If you decide to stay in a hotel with a real bed and a shower check out Maquinna Lodge, virtually across the street from the Tofino Sea Kayaking Company. It's nothing special but the rooms are clean and quiet and it's budget-priced. As always reservations are recommended.

From your campsite on the edge of Clayoquot Sound you have choices, many choices. This book will outline two popular routes but the sound is a nearly limitless web of open Pacific and protected inland waterways, islands big and small with channels and inlets and arms and bays reaching in every direction. You could easily spend weeks exploring this part of the coast and still never see it all. A word of warning however. Do not venture beyond land into the open Pacific unless you are a confident kayaker with many nautical kilometres and years of paddling behind you.

The End

Skunk Cabbage

Skunk Cabbage
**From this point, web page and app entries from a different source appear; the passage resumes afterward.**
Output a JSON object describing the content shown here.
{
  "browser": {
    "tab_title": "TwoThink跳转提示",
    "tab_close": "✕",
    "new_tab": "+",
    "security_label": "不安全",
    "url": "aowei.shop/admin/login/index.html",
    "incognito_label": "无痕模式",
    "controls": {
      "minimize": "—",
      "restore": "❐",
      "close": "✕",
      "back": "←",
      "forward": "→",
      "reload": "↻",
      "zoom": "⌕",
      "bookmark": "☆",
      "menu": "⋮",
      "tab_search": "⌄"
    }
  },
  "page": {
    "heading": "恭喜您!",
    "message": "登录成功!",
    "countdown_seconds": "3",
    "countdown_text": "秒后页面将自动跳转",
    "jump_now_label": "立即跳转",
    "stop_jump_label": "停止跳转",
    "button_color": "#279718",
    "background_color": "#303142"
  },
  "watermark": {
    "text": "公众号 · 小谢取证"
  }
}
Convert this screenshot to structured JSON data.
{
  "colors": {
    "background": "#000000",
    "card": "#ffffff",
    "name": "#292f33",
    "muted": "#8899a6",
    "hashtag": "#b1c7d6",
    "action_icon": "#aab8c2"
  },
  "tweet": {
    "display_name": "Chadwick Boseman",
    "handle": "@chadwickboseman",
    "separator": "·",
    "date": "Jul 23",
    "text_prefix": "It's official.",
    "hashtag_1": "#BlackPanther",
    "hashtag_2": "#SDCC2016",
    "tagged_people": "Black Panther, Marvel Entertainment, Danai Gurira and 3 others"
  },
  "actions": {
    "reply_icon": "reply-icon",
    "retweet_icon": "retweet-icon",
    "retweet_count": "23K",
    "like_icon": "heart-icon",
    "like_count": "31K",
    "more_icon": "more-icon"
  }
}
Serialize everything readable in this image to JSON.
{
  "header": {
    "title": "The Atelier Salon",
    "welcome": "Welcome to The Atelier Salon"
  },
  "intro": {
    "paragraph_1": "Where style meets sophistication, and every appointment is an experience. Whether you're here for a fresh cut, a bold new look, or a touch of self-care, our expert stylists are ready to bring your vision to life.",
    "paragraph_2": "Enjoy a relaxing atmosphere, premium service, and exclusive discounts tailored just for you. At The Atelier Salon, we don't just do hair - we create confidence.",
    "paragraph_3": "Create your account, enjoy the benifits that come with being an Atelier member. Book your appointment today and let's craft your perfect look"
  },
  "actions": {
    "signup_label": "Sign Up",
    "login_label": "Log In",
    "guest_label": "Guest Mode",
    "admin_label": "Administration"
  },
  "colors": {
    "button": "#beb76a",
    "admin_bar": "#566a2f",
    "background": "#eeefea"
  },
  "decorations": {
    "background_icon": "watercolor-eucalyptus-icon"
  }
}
Though not in themselves palatable, skunk cabbage leaves had a zillion uses around the aboriginal kitchen. The unusually large leaves were ideal for lining and covering containers, lining steam pits, making fruit leather and sun drying seafood. Bears are known to bung themselves up by ingesting copious quantities of mud just prior to settling in for that long winter nap. Come springtime they seek out the laxative properties of skunk cabbage to -- stand back -- flush the system.

Illustration by Manami Kimura